(Data to process Opens)

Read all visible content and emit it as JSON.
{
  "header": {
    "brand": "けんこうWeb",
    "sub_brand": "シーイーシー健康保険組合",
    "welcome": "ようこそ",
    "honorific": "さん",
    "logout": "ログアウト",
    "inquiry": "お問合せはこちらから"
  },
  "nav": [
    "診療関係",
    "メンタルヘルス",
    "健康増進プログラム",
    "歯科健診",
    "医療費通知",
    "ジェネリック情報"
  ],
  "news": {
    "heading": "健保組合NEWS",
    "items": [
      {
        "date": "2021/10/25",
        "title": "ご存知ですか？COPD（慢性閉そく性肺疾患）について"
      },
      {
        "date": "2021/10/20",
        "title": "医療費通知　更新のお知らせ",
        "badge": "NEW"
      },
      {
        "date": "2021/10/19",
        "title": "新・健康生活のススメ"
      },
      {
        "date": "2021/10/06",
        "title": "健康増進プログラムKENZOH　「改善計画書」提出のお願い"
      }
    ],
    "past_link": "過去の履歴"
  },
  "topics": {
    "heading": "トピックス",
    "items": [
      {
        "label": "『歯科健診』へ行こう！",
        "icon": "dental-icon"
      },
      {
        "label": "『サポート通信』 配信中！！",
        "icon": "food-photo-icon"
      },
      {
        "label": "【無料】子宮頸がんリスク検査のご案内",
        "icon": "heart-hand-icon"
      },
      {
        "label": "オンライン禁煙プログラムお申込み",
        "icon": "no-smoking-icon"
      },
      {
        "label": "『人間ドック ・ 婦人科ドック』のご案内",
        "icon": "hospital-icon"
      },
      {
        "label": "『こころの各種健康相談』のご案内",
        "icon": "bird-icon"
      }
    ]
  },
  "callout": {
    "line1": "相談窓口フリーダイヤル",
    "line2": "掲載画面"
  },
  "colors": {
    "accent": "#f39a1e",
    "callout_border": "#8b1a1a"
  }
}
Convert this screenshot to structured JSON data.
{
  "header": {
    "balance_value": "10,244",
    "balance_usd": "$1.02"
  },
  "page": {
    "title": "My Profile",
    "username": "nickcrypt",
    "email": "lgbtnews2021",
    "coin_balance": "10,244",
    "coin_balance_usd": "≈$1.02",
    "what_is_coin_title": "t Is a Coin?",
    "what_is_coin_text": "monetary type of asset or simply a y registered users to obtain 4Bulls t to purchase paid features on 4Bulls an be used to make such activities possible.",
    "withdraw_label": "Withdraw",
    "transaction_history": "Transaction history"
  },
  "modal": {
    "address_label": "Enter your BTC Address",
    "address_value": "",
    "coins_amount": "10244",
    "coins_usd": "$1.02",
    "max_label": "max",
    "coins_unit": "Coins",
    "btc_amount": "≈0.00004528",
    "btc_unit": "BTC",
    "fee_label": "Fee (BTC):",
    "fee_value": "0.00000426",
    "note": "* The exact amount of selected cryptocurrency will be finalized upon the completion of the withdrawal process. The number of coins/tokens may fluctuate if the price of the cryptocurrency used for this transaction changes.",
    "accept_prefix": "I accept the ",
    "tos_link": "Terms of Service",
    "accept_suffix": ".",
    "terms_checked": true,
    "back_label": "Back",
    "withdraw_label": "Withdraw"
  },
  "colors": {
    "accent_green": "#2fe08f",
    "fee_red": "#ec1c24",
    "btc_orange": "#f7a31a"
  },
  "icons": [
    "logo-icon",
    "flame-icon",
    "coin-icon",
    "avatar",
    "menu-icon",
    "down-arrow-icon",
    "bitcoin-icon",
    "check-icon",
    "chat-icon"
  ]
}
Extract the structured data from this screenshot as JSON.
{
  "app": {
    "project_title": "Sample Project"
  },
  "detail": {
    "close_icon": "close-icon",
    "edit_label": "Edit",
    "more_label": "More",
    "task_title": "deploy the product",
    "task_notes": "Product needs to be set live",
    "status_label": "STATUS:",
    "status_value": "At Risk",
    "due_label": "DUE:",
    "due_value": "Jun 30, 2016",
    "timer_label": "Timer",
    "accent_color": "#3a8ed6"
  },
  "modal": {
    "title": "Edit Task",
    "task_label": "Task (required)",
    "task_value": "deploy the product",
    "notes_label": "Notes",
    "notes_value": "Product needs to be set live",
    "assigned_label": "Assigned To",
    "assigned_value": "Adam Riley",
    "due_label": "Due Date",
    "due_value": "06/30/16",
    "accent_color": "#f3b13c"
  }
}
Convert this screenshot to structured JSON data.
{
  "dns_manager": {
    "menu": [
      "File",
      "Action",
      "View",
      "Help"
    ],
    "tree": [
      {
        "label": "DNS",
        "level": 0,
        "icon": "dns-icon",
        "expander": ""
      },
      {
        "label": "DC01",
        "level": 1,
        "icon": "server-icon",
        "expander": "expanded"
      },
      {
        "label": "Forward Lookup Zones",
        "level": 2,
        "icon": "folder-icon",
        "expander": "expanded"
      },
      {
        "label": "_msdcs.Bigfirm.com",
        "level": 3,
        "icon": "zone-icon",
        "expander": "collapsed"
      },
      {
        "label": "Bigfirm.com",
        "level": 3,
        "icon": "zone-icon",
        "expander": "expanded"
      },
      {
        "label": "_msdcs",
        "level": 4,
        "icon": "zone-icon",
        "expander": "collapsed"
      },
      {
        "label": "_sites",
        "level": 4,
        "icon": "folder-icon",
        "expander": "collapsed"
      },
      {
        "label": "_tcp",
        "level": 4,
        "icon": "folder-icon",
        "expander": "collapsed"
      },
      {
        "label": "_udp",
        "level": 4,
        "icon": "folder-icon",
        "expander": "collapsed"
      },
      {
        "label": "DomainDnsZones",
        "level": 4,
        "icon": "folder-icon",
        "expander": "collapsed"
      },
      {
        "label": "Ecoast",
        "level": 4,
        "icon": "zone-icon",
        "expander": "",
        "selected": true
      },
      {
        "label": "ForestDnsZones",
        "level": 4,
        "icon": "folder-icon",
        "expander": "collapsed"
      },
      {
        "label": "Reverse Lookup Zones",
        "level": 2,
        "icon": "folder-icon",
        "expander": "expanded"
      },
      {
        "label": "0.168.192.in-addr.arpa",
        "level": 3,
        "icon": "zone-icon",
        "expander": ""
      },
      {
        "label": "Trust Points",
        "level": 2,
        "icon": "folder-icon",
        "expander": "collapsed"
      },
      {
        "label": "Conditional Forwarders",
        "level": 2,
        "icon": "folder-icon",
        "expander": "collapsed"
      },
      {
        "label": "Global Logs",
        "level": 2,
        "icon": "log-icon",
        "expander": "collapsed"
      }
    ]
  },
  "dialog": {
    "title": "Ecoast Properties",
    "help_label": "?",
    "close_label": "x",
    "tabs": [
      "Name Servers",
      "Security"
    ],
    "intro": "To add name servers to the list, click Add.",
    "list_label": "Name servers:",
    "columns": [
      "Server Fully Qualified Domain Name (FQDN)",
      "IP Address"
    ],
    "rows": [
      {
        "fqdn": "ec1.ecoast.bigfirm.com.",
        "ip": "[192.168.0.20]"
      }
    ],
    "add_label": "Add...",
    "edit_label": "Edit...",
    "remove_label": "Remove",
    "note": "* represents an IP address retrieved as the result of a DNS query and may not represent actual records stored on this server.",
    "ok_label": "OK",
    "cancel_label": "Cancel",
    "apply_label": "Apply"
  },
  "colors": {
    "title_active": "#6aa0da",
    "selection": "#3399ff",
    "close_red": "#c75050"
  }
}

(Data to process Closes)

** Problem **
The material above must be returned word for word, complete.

** Response to this task **
Read all visible content and emit it as JSON.
{
  "header": {
    "brand": "けんこうWeb",
    "sub_brand": "シーイーシー健康保険組合",
    "welcome": "ようこそ",
    "honorific": "さん",
    "logout": "ログアウト",
    "inquiry": "お問合せはこちらから"
  },
  "nav": [
    "診療関係",
    "メンタルヘルス",
    "健康増進プログラム",
    "歯科健診",
    "医療費通知",
    "ジェネリック情報"
  ],
  "news": {
    "heading": "健保組合NEWS",
    "items": [
      {
        "date": "2021/10/25",
        "title": "ご存知ですか？COPD（慢性閉そく性肺疾患）について"
      },
      {
        "date": "2021/10/20",
        "title": "医療費通知　更新のお知らせ",
        "badge": "NEW"
      },
      {
        "date": "2021/10/19",
        "title": "新・健康生活のススメ"
      },
      {
        "date": "2021/10/06",
        "title": "健康増進プログラムKENZOH　「改善計画書」提出のお願い"
      }
    ],
    "past_link": "過去の履歴"
  },
  "topics": {
    "heading": "トピックス",
    "items": [
      {
        "label": "『歯科健診』へ行こう！",
        "icon": "dental-icon"
      },
      {
        "label": "『サポート通信』 配信中！！",
        "icon": "food-photo-icon"
      },
      {
        "label": "【無料】子宮頸がんリスク検査のご案内",
        "icon": "heart-hand-icon"
      },
      {
        "label": "オンライン禁煙プログラムお申込み",
        "icon": "no-smoking-icon"
      },
      {
        "label": "『人間ドック ・ 婦人科ドック』のご案内",
        "icon": "hospital-icon"
      },
      {
        "label": "『こころの各種健康相談』のご案内",
        "icon": "bird-icon"
      }
    ]
  },
  "callout": {
    "line1": "相談窓口フリーダイヤル",
    "line2": "掲載画面"
  },
  "colors": {
    "accent": "#f39a1e",
    "callout_border": "#8b1a1a"
  }
}
Convert this screenshot to structured JSON data.
{
  "header": {
    "balance_value": "10,244",
    "balance_usd": "$1.02"
  },
  "page": {
    "title": "My Profile",
    "username": "nickcrypt",
    "email": "lgbtnews2021",
    "coin_balance": "10,244",
    "coin_balance_usd": "≈$1.02",
    "what_is_coin_title": "t Is a Coin?",
    "what_is_coin_text": "monetary type of asset or simply a y registered users to obtain 4Bulls t to purchase paid features on 4Bulls an be used to make such activities possible.",
    "withdraw_label": "Withdraw",
    "transaction_history": "Transaction history"
  },
  "modal": {
    "address_label": "Enter your BTC Address",
    "address_value": "",
    "coins_amount": "10244",
    "coins_usd": "$1.02",
    "max_label": "max",
    "coins_unit": "Coins",
    "btc_amount": "≈0.00004528",
    "btc_unit": "BTC",
    "fee_label": "Fee (BTC):",
    "fee_value": "0.00000426",
    "note": "* The exact amount of selected cryptocurrency will be finalized upon the completion of the withdrawal process. The number of coins/tokens may fluctuate if the price of the cryptocurrency used for this transaction changes.",
    "accept_prefix": "I accept the ",
    "tos_link": "Terms of Service",
    "accept_suffix": ".",
    "terms_checked": true,
    "back_label": "Back",
    "withdraw_label": "Withdraw"
  },
  "colors": {
    "accent_green": "#2fe08f",
    "fee_red": "#ec1c24",
    "btc_orange": "#f7a31a"
  },
  "icons": [
    "logo-icon",
    "flame-icon",
    "coin-icon",
    "avatar",
    "menu-icon",
    "down-arrow-icon",
    "bitcoin-icon",
    "check-icon",
    "chat-icon"
  ]
}
Extract the structured data from this screenshot as JSON.
{
  "app": {
    "project_title": "Sample Project"
  },
  "detail": {
    "close_icon": "close-icon",
    "edit_label": "Edit",
    "more_label": "More",
    "task_title": "deploy the product",
    "task_notes": "Product needs to be set live",
    "status_label": "STATUS:",
    "status_value": "At Risk",
    "due_label": "DUE:",
    "due_value": "Jun 30, 2016",
    "timer_label": "Timer",
    "accent_color": "#3a8ed6"
  },
  "modal": {
    "title": "Edit Task",
    "task_label": "Task (required)",
    "task_value": "deploy the product",
    "notes_label": "Notes",
    "notes_value": "Product needs to be set live",
    "assigned_label": "Assigned To",
    "assigned_value": "Adam Riley",
    "due_label": "Due Date",
    "due_value": "06/30/16",
    "accent_color": "#f3b13c"
  }
}
Convert this screenshot to structured JSON data.
{
  "dns_manager": {
    "menu": [
      "File",
      "Action",
      "View",
      "Help"
    ],
    "tree": [
      {
        "label": "DNS",
        "level": 0,
        "icon": "dns-icon",
        "expander": ""
      },
      {
        "label": "DC01",
        "level": 1,
        "icon": "server-icon",
        "expander": "expanded"
      },
      {
        "label": "Forward Lookup Zones",
        "level": 2,
        "icon": "folder-icon",
        "expander": "expanded"
      },
      {
        "label": "_msdcs.Bigfirm.com",
        "level": 3,
        "icon": "zone-icon",
        "expander": "collapsed"
      },
      {
        "label": "Bigfirm.com",
        "level": 3,
        "icon": "zone-icon",
        "expander": "expanded"
      },
      {
        "label": "_msdcs",
        "level": 4,
        "icon": "zone-icon",
        "expander": "collapsed"
      },
      {
        "label": "_sites",
        "level": 4,
        "icon": "folder-icon",
        "expander": "collapsed"
      },
      {
        "label": "_tcp",
        "level": 4,
        "icon": "folder-icon",
        "expander": "collapsed"
      },
      {
        "label": "_udp",
        "level": 4,
        "icon": "folder-icon",
        "expander": "collapsed"
      },
      {
        "label": "DomainDnsZones",
        "level": 4,
        "icon": "folder-icon",
        "expander": "collapsed"
      },
      {
        "label": "Ecoast",
        "level": 4,
        "icon": "zone-icon",
        "expander": "",
        "selected": true
      },
      {
        "label": "ForestDnsZones",
        "level": 4,
        "icon": "folder-icon",
        "expander": "collapsed"
      },
      {
        "label": "Reverse Lookup Zones",
        "level": 2,
        "icon": "folder-icon",
        "expander": "expanded"
      },
      {
        "label": "0.168.192.in-addr.arpa",
        "level": 3,
        "icon": "zone-icon",
        "expander": ""
      },
      {
        "label": "Trust Points",
        "level": 2,
        "icon": "folder-icon",
        "expander": "collapsed"
      },
      {
        "label": "Conditional Forwarders",
        "level": 2,
        "icon": "folder-icon",
        "expander": "collapsed"
      },
      {
        "label": "Global Logs",
        "level": 2,
        "icon": "log-icon",
        "expander": "collapsed"
      }
    ]
  },
  "dialog": {
    "title": "Ecoast Properties",
    "help_label": "?",
    "close_label": "x",
    "tabs": [
      "Name Servers",
      "Security"
    ],
    "intro": "To add name servers to the list, click Add.",
    "list_label": "Name servers:",
    "columns": [
      "Server Fully Qualified Domain Name (FQDN)",
      "IP Address"
    ],
    "rows": [
      {
        "fqdn": "ec1.ecoast.bigfirm.com.",
        "ip": "[192.168.0.20]"
      }
    ],
    "add_label": "Add...",
    "edit_label": "Edit...",
    "remove_label": "Remove",
    "note": "* represents an IP address retrieved as the result of a DNS query and may not represent actual records stored on this server.",
    "ok_label": "OK",
    "cancel_label": "Cancel",
    "apply_label": "Apply"
  },
  "colors": {
    "title_active": "#6aa0da",
    "selection": "#3399ff",
    "close_red": "#c75050"
  }
}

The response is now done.